WHAT THE EXERCISE ASKS: Your response should be every line from the entries that includes the string "title".

(Dataset rows for apps and sites)
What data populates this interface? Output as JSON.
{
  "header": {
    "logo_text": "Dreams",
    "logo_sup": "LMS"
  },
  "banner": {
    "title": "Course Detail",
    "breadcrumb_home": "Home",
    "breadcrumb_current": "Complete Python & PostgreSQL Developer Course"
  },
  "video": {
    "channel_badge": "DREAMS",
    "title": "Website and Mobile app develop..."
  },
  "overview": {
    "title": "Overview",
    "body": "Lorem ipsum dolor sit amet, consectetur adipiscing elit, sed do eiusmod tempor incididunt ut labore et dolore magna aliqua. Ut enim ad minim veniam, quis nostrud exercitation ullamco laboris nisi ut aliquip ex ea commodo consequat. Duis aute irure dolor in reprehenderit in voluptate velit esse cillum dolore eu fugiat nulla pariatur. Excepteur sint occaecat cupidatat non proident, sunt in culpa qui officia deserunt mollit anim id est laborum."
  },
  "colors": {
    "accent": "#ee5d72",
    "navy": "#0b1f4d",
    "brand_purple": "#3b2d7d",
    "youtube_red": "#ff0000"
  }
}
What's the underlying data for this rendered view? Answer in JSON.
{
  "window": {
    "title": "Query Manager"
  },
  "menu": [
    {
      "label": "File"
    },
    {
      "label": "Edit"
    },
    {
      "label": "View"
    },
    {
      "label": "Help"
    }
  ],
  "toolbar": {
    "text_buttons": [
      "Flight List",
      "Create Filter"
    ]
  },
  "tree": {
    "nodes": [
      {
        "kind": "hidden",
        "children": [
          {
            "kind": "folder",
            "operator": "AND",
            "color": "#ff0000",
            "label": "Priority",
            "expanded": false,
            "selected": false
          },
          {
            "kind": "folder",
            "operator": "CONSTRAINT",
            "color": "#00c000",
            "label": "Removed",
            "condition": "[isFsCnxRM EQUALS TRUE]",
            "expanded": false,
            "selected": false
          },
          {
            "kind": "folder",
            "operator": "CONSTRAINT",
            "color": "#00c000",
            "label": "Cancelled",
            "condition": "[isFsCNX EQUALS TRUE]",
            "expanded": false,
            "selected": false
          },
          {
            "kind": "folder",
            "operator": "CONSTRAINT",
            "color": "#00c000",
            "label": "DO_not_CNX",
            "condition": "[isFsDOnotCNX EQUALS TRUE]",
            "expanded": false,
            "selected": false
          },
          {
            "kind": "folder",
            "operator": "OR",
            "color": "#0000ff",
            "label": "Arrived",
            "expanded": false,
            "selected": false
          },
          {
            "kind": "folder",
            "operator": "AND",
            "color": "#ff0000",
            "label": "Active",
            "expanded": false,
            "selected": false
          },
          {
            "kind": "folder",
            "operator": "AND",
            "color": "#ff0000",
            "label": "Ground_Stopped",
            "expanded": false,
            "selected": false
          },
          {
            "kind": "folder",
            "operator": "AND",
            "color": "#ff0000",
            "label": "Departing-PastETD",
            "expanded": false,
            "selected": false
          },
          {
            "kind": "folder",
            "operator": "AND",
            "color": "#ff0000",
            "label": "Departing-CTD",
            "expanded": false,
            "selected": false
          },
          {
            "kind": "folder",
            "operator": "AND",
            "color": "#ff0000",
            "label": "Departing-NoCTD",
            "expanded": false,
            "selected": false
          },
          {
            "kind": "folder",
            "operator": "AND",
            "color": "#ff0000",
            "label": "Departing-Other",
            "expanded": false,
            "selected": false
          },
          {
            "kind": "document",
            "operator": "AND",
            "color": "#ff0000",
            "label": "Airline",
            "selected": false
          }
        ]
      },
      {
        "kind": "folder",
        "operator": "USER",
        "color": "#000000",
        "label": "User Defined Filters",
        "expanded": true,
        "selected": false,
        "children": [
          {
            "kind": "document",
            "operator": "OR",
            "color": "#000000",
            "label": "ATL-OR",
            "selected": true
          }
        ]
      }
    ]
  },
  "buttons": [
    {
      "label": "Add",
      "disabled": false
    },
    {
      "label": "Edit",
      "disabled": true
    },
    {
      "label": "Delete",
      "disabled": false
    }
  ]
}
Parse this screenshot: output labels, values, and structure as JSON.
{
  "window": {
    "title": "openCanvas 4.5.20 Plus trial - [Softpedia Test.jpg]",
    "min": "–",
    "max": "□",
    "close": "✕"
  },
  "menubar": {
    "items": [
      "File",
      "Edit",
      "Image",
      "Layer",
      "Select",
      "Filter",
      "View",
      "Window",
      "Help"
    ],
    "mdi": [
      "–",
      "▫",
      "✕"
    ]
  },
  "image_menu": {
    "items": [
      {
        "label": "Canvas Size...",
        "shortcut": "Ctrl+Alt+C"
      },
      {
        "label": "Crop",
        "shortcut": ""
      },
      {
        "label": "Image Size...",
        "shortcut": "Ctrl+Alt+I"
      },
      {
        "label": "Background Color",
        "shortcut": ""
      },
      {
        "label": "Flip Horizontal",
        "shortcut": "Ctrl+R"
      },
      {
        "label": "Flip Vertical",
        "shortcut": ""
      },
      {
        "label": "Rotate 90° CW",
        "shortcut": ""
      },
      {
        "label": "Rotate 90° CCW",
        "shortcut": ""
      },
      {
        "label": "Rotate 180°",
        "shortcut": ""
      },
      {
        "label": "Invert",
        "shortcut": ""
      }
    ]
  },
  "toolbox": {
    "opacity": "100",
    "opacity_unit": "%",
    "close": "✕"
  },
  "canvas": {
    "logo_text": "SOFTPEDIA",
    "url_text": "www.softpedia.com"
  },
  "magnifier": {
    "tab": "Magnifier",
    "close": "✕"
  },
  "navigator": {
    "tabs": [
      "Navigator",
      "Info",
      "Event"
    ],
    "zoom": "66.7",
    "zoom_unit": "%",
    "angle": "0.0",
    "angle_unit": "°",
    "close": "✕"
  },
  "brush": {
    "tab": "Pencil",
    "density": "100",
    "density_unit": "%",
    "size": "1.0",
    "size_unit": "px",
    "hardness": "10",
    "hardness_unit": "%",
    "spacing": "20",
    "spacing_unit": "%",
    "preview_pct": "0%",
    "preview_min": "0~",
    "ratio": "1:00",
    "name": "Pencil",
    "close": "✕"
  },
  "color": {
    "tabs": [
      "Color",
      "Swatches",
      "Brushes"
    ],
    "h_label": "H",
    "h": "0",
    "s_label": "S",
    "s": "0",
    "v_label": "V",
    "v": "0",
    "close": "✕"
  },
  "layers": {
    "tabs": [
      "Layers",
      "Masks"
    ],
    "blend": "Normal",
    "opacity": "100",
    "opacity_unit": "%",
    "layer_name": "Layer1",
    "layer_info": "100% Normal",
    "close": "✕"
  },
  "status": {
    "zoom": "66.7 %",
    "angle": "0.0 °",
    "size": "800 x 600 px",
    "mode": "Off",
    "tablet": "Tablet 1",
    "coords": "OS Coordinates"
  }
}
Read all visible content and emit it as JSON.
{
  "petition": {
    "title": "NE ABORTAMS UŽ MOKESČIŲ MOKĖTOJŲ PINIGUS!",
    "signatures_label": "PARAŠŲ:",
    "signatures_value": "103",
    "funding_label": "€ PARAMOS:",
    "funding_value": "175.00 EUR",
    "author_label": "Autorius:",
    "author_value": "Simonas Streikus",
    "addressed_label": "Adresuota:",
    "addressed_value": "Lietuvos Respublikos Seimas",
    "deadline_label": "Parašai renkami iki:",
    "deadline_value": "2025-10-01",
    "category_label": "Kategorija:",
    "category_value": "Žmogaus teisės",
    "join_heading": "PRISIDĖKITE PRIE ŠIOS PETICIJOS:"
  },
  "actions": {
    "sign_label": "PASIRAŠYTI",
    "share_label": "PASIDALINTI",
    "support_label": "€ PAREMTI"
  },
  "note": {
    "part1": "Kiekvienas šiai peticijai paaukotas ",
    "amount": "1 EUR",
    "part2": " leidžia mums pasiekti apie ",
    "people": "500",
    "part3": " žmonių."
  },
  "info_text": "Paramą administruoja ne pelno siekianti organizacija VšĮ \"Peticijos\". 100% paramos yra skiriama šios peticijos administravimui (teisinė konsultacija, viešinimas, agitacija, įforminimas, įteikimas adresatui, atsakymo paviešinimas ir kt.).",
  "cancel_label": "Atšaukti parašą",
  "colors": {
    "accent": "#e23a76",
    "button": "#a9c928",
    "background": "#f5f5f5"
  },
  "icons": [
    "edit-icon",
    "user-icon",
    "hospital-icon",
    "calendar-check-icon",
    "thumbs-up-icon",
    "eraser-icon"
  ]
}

FINISHED EXERCISE:
    "title": "Course Detail",
    "title": "Website and Mobile app develop..."
    "title": "Overview",
    "title": "Query Manager"
    "title": "openCanvas 4.5.20 Plus trial - [Softpedia Test.jpg]",
    "title": "NE ABORTAMS UŽ MOKESČIŲ MOKĖTOJŲ PINIGUS!",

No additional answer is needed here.